June 20, 2012

Underage Drinking in Young Adult Book: A Guest Post

Please welcome to Feed My Need, Dana Vicktor!
Dana Vicktor is the senior researcher and writer for duedatecalculator.org. Her most recent accomplishments include graduating from Ohio State University with a degree in communications and sociology. Her current focus for the site involves pregnant women and teenage pregnancy.
Underage Drinking in Young Adult Books

The young adult market has really grown in the last few years and with the increased popularity there has been an increased scrutiny of the behaviors of characters in the stories.

Some young adult authors feel that they have a responsibility to their readers to teach them about the dangerous aspects of being a teenager, while others feel that everything should be a reflection of what their readers are experiencing or what they themselves went through. Underage drinking is one issue that has been addressed in several different ways through young adult literature.

Drinking in Books

Teenage drinking is fairly common in a wide variety of social circles, and it appears in a wide variety of young adult books. You can read about it casually in Sarah Dessen’s books or read about the side effects of it in Leaving Paradise by Simone Elkeles. Both of these authors acknowledge that drinking happens and neither shies away from the negative impact that the drinking may have on their characters. Sarah Dessen has not yet addressed drinking in one of her books as a definitive issue, although several of her books show the fall out that comes after drinking too much. Leaving Paradise is based on something that happens as a result of a drunk driving accident and how it permanently affects the lives of the two main characters in the novel.

What Is the Author’s Responsibility?

Many parents and other adults feel that it is their place to control what their children read and may be up in arms about the inclusion of drinking, drugs or premarital sex in books. They argue that this paints an unrealistic picture of the world that teens experience. However, books provide the perfect place for teenagers to read about the consequences of poor choices and bad behavior. It’s not realistic to assume that teens are not drinking, but if the author can subtly include better choices to go along with the drinking, you may be able to get the message out to teens.

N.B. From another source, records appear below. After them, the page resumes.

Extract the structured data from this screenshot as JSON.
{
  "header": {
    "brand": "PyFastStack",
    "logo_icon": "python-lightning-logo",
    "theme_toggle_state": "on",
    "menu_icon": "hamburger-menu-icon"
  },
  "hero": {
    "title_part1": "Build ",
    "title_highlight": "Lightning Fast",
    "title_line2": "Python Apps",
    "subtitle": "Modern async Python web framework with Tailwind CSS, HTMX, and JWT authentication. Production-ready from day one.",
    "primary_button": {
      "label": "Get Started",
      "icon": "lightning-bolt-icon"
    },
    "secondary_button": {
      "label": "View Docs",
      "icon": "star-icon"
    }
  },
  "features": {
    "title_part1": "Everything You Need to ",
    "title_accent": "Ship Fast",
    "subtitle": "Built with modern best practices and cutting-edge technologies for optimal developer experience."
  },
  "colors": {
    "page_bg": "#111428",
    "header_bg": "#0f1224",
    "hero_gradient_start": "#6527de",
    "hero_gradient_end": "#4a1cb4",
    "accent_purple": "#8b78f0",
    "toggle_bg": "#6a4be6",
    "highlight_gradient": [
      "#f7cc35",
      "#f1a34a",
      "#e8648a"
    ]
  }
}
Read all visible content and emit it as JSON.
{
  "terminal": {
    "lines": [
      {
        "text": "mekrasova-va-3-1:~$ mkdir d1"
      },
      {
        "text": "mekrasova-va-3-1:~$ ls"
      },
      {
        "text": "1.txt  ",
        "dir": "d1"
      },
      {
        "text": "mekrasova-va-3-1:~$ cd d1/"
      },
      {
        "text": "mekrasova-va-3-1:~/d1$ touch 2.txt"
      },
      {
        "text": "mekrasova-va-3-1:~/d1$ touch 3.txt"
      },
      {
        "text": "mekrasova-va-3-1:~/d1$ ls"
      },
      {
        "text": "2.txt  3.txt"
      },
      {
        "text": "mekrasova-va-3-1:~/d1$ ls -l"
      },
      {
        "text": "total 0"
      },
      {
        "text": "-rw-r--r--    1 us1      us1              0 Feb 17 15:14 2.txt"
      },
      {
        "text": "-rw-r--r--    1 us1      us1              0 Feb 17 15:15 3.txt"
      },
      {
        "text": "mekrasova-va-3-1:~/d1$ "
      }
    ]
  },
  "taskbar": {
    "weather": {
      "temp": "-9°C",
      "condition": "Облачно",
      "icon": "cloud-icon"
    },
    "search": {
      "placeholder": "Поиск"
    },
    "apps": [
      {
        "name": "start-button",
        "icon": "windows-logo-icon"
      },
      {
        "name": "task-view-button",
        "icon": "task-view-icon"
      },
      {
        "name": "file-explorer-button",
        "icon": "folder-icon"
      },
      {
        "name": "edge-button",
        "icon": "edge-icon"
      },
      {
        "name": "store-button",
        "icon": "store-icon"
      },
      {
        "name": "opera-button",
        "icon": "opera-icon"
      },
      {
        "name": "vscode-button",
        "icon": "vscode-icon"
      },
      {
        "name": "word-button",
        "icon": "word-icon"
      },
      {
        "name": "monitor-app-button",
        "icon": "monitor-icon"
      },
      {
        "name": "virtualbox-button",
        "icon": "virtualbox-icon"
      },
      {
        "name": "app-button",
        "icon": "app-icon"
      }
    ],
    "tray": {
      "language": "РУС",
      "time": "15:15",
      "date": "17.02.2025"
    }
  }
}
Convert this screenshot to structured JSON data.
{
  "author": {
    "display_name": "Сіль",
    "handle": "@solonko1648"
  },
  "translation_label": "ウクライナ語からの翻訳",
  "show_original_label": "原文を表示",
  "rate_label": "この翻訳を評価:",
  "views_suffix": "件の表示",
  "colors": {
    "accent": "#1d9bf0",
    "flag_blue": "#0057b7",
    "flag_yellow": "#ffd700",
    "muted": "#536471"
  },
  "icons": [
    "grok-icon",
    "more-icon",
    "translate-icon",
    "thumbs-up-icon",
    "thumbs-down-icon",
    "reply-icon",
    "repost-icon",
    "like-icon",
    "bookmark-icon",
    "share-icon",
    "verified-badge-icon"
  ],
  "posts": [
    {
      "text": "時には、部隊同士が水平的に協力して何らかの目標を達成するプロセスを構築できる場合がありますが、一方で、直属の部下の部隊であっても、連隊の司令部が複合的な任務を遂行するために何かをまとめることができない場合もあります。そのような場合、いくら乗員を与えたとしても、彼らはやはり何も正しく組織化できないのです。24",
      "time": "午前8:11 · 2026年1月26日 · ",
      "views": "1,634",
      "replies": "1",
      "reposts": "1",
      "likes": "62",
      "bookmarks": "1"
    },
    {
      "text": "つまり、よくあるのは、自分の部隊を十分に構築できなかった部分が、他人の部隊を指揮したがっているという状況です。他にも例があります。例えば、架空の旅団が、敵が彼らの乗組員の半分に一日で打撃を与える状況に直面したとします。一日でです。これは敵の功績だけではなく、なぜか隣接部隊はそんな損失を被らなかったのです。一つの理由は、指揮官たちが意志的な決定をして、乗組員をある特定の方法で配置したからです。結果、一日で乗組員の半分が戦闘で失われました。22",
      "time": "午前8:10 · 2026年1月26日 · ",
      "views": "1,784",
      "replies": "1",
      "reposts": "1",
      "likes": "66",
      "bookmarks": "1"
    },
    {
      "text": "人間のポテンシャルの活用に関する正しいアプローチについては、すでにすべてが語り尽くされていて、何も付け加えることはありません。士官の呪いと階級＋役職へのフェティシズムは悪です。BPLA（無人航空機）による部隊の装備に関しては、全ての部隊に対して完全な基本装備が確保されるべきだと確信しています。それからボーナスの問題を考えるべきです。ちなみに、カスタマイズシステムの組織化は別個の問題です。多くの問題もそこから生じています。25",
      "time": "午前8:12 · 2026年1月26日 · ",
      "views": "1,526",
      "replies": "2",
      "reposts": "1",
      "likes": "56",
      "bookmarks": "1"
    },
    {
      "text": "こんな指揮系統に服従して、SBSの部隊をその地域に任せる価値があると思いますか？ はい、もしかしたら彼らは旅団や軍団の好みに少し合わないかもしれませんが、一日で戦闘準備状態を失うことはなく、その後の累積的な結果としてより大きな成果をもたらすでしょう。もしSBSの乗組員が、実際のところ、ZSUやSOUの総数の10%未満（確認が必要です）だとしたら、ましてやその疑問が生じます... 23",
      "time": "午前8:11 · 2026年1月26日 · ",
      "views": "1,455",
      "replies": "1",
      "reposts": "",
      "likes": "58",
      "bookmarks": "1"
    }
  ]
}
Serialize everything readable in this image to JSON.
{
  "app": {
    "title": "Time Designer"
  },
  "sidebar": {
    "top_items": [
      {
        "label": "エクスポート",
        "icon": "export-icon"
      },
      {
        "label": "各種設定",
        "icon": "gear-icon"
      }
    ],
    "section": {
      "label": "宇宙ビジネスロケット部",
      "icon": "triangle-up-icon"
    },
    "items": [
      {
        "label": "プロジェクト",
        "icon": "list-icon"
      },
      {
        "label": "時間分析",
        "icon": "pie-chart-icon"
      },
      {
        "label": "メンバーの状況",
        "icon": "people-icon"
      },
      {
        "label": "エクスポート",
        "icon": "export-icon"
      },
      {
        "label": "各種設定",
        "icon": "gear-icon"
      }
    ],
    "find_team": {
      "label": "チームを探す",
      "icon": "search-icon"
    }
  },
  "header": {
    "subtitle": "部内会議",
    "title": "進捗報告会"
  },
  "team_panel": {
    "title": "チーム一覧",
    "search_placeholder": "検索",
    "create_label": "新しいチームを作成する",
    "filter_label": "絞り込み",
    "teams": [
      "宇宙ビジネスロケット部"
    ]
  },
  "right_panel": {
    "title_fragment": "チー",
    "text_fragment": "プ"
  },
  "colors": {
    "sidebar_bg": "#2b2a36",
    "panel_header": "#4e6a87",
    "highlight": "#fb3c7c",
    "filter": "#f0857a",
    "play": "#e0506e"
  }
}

For example, several books I have read recently make it a point to have a designated driver at a party or for the teenager to call someone for a ride if they have been drinking. Also while not every drinking experience is going to lead to a negative outcome, it is important to show poor decisions that are made while drinking.

Should This Even Be an Issue?

Teenagers want to read books that they can relate to and drinking does happen on a regular basis at many teenager parties. It is important to look at the entire picture. Should underage drinking be part of the literature in teen books? It definitely has a place since it is part of the culture that currently exists. The same can be said about drugs and sex. Books provide a place for teenagers to think about and process the information separately. Drinking is not going to disappear just because the censors decide to ban all books that casually mention it. So while young adult authors should think about the drinking they are including in the books, it should not be cut out completely. Not every book is going to have teenagers drinking responsibility or should it, but the after math should be real to life both positive and negative aspects.

1 comment:

  1. I think the adults that ar arguing that portraying sex, drugs and drinking in YA books gives teens an "unrealistic picture of the world" are blinded to what is really happening.

    I'm all for using those issues in a healthy way and even using them as lessons (just not overly heavy handed ones) for the teens. I don't think glorifying drinking and drug use is ever okay, but no YA book I've read seems to have done that.

    If you had a book about contemporary teenagers and didn't address any of those issues, it would ring false to most teens.